Doug Van Gundy

The Martyrdom of Saint Porcine

The saint is always depicted, like Saints

Catherine or John, with the machinery

of his martyrdom:  splayed across an old

box-spring, astride a bed of glowing hickory

embers.   His dark eyes, though piggy and small,

glisten with kindness.


His pale pink skin is unwrinkled and clean

and hasn’t yet found a brown enough hue

to match his humility; although the inevitable

is evident in the neatly stacked billets of cordwood,

the proximity of the damp mop and bucket of sanguine

sauce, the beads of moisture that freckle his small face,

indistinguishable from his tears.


The hills in the background are vaguely Italianate

and shimmer lightly in the distance.  The air is illuminated

by curlicues of scented smoke and the jubilant forms

of tiny cherubs, announcing to the heavens, over and over,

the transfiguration of mere mortal flesh

into something approaching the divine.

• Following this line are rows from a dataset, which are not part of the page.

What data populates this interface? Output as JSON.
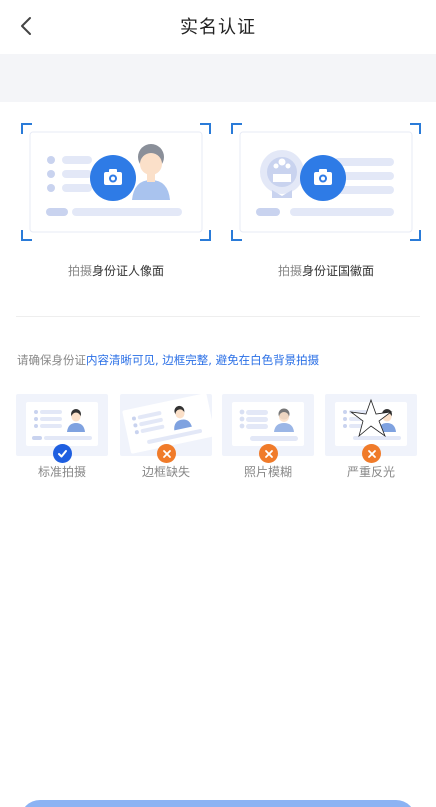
{
  "header": {
    "title": "实名认证"
  },
  "cards": [
    {
      "prefix": "拍摄",
      "bold": "身份证人像面"
    },
    {
      "prefix": "拍摄",
      "bold": "身份证国徽面"
    }
  ],
  "notice": {
    "prefix": "请确保身份证",
    "highlight": "内容清晰可见, 边框完整, 避免在白色背景拍摄"
  },
  "samples": [
    {
      "label": "标准拍摄",
      "status": "ok"
    },
    {
      "label": "边框缺失",
      "status": "bad"
    },
    {
      "label": "照片模糊",
      "status": "bad"
    },
    {
      "label": "严重反光",
      "status": "bad"
    }
  ],
  "colors": {
    "accent": "#2a6fe6",
    "corner": "#2a7bd8",
    "error": "#f07b2a",
    "ok": "#1f5fe0"
  }
}
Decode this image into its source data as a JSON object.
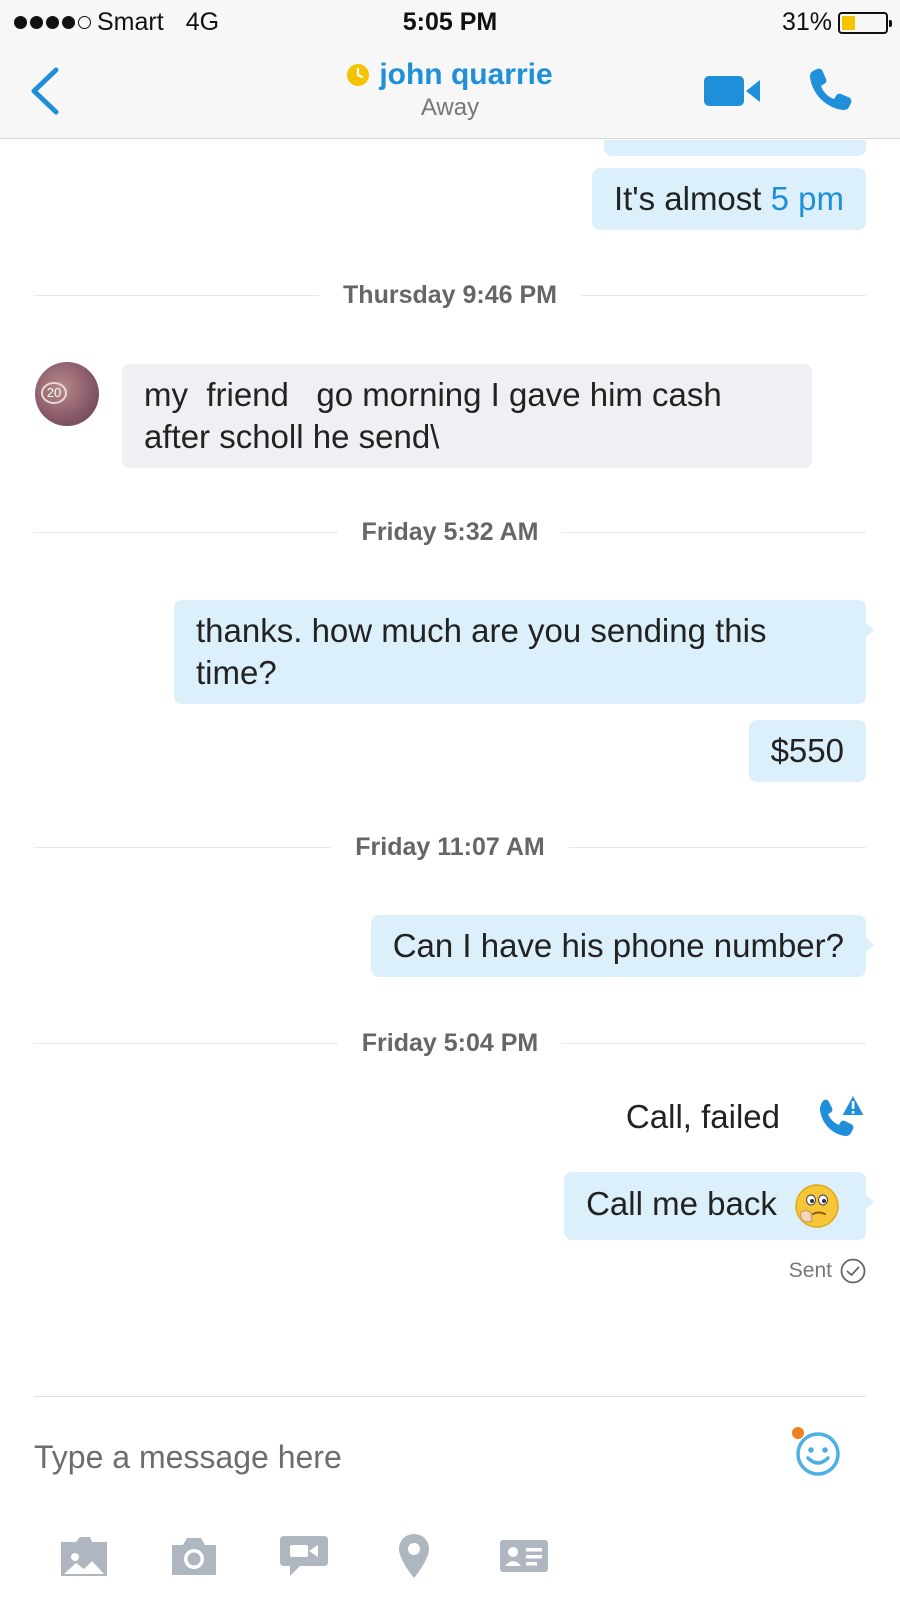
{
  "status_bar": {
    "carrier": "Smart",
    "network": "4G",
    "time": "5:05 PM",
    "battery": "31%",
    "battery_level": 0.31
  },
  "header": {
    "contact_name": "john quarrie",
    "contact_status": "Away",
    "icons": {
      "back": "chevron-left-icon",
      "status": "clock-icon",
      "video": "video-call-icon",
      "call": "phone-icon"
    }
  },
  "colors": {
    "accent": "#1e8fd8",
    "outgoing_bubble": "#dcf0fb",
    "incoming_bubble": "#eef0f3",
    "away": "#f5c400",
    "notify": "#f08020"
  },
  "messages": {
    "m1": {
      "text_before": "It's almost ",
      "text_link": "5 pm"
    },
    "sep1": "Thursday 9:46 PM",
    "m2_line1": "my  friend   go morning I gave him cash",
    "m2_line2": "after scholl he send\\",
    "sep2": "Friday 5:32 AM",
    "m3_line1": "thanks. how much are you sending this",
    "m3_line2": "time?",
    "m4": "$550",
    "sep3": "Friday 11:07 AM",
    "m5": "Can I have his phone number?",
    "sep4": "Friday 5:04 PM",
    "call_failed": "Call, failed",
    "m6": "Call me back",
    "sent": "Sent",
    "avatar_badge": "20"
  },
  "compose": {
    "placeholder": "Type a message here"
  },
  "toolbar": [
    {
      "icon": "media-folder-icon"
    },
    {
      "icon": "camera-icon"
    },
    {
      "icon": "video-message-icon"
    },
    {
      "icon": "location-pin-icon"
    },
    {
      "icon": "contact-card-icon"
    }
  ]
}
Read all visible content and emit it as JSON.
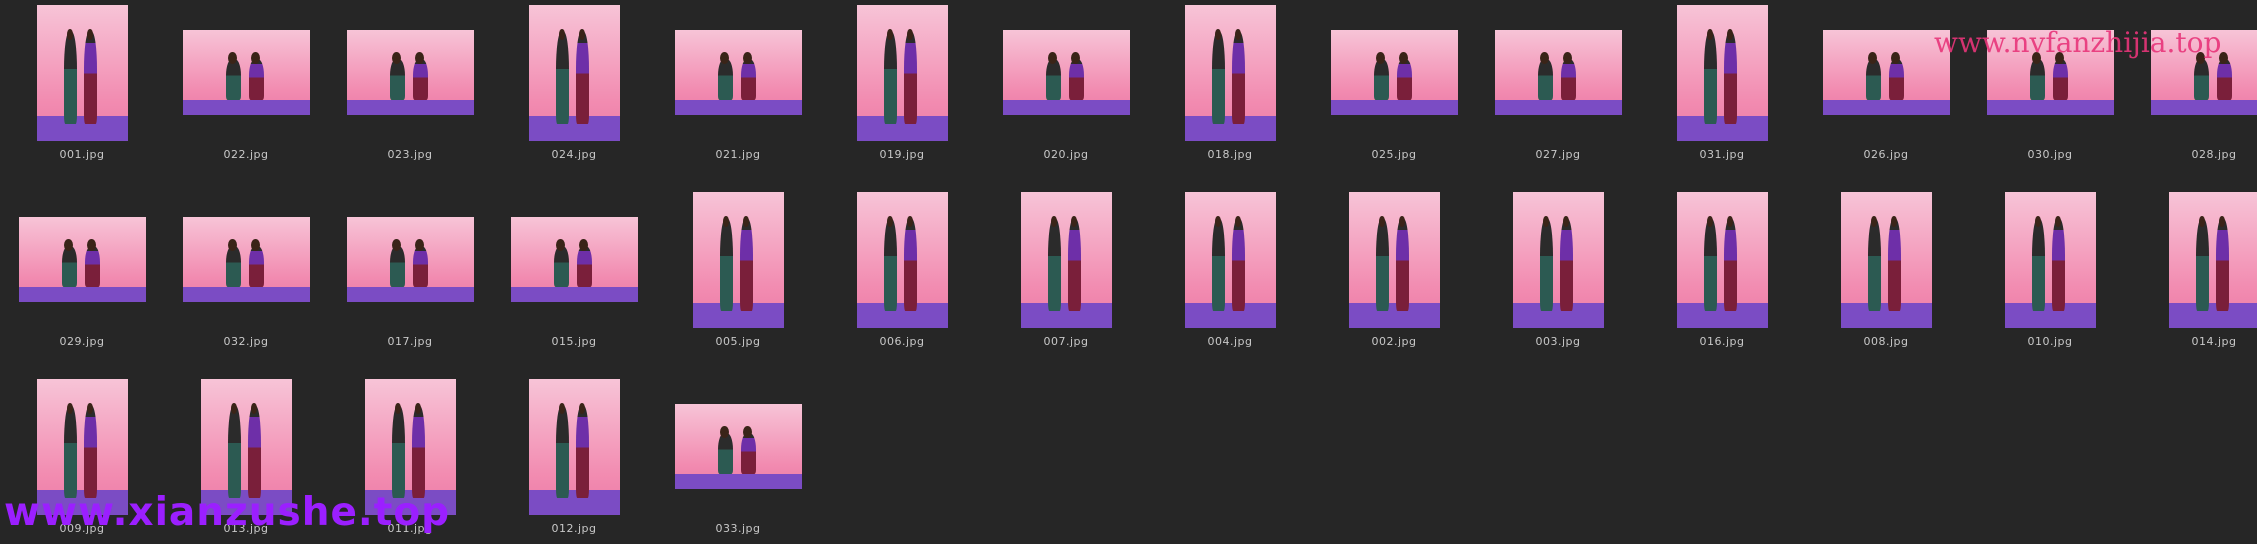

“The Martyrdom of Saint Porcine” first appeared in The Oxford American, Issue 61, Summer 2008.